Task.
Every record here should be printed again exactly.

Content starts

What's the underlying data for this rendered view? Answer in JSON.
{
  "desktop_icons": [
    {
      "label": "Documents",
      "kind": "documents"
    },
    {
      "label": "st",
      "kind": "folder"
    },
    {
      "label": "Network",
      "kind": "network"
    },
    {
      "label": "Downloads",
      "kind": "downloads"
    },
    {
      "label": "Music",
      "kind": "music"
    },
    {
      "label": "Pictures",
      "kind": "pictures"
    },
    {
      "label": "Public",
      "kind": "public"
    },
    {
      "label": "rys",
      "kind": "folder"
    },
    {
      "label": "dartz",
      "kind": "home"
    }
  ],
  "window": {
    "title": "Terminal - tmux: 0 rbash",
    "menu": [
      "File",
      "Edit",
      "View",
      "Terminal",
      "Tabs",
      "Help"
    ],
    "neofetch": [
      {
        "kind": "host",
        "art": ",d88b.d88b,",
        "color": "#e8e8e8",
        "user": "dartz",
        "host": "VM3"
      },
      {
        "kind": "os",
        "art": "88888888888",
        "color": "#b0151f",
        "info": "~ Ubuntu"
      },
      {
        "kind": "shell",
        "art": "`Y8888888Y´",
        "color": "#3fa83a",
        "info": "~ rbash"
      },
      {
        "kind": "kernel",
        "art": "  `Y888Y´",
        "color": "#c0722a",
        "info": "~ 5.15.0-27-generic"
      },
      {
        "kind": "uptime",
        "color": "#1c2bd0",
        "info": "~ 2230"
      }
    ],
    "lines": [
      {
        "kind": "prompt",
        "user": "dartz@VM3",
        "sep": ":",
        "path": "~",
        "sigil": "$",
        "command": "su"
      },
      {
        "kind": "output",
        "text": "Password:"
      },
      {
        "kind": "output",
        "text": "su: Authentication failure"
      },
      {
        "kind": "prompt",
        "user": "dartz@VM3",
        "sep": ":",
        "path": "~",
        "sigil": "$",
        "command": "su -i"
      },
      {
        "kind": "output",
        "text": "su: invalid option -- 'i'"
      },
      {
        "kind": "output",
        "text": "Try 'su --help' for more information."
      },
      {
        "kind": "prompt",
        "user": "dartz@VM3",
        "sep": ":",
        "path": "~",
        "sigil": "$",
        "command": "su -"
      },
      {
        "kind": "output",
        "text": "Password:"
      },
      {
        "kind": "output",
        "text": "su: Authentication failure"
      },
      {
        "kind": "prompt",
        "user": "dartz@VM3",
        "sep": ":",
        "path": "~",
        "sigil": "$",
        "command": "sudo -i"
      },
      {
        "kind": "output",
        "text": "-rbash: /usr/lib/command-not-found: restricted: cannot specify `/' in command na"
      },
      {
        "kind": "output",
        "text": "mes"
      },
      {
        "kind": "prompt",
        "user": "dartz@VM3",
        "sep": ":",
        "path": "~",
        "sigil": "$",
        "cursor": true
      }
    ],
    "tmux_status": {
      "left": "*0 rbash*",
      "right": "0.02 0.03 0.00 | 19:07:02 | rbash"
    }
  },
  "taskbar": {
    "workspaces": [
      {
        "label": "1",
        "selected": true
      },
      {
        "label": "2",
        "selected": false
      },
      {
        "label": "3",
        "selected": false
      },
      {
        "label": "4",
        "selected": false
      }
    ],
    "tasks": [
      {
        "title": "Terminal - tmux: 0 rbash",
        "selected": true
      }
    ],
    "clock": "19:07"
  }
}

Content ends

Worked solution.
What's the underlying data for this rendered view? Answer in JSON.
{
  "desktop_icons": [
    {
      "label": "Documents",
      "kind": "documents"
    },
    {
      "label": "st",
      "kind": "folder"
    },
    {
      "label": "Network",
      "kind": "network"
    },
    {
      "label": "Downloads",
      "kind": "downloads"
    },
    {
      "label": "Music",
      "kind": "music"
    },
    {
      "label": "Pictures",
      "kind": "pictures"
    },
    {
      "label": "Public",
      "kind": "public"
    },
    {
      "label": "rys",
      "kind": "folder"
    },
    {
      "label": "dartz",
      "kind": "home"
    }
  ],
  "window": {
    "title": "Terminal - tmux: 0 rbash",
    "menu": [
      "File",
      "Edit",
      "View",
      "Terminal",
      "Tabs",
      "Help"
    ],
    "neofetch": [
      {
        "kind": "host",
        "art": ",d88b.d88b,",
        "color": "#e8e8e8",
        "user": "dartz",
        "host": "VM3"
      },
      {
        "kind": "os",
        "art": "88888888888",
        "color": "#b0151f",
        "info": "~ Ubuntu"
      },
      {
        "kind": "shell",
        "art": "`Y8888888Y´",
        "color": "#3fa83a",
        "info": "~ rbash"
      },
      {
        "kind": "kernel",
        "art": "  `Y888Y´",
        "color": "#c0722a",
        "info": "~ 5.15.0-27-generic"
      },
      {
        "kind": "uptime",
        "color": "#1c2bd0",
        "info": "~ 2230"
      }
    ],
    "lines": [
      {
        "kind": "prompt",
        "user": "dartz@VM3",
        "sep": ":",
        "path": "~",
        "sigil": "$",
        "command": "su"
      },
      {
        "kind": "output",
        "text": "Password:"
      },
      {
        "kind": "output",
        "text": "su: Authentication failure"
      },
      {
        "kind": "prompt",
        "user": "dartz@VM3",
        "sep": ":",
        "path": "~",
        "sigil": "$",
        "command": "su -i"
      },
      {
        "kind": "output",
        "text": "su: invalid option -- 'i'"
      },
      {
        "kind": "output",
        "text": "Try 'su --help' for more information."
      },
      {
        "kind": "prompt",
        "user": "dartz@VM3",
        "sep": ":",
        "path": "~",
        "sigil": "$",
        "command": "su -"
      },
      {
        "kind": "output",
        "text": "Password:"
      },
      {
        "kind": "output",
        "text": "su: Authentication failure"
      },
      {
        "kind": "prompt",
        "user": "dartz@VM3",
        "sep": ":",
        "path": "~",
        "sigil": "$",
        "command": "sudo -i"
      },
      {
        "kind": "output",
        "text": "-rbash: /usr/lib/command-not-found: restricted: cannot specify `/' in command na"
      },
      {
        "kind": "output",
        "text": "mes"
      },
      {
        "kind": "prompt",
        "user": "dartz@VM3",
        "sep": ":",
        "path": "~",
        "sigil": "$",
        "cursor": true
      }
    ],
    "tmux_status": {
      "left": "*0 rbash*",
      "right": "0.02 0.03 0.00 | 19:07:02 | rbash"
    }
  },
  "taskbar": {
    "workspaces": [
      {
        "label": "1",
        "selected": true
      },
      {
        "label": "2",
        "selected": false
      },
      {
        "label": "3",
        "selected": false
      },
      {
        "label": "4",
        "selected": false
      }
    ],
    "tasks": [
      {
        "title": "Terminal - tmux: 0 rbash",
        "selected": true
      }
    ],
    "clock": "19:07"
  }
}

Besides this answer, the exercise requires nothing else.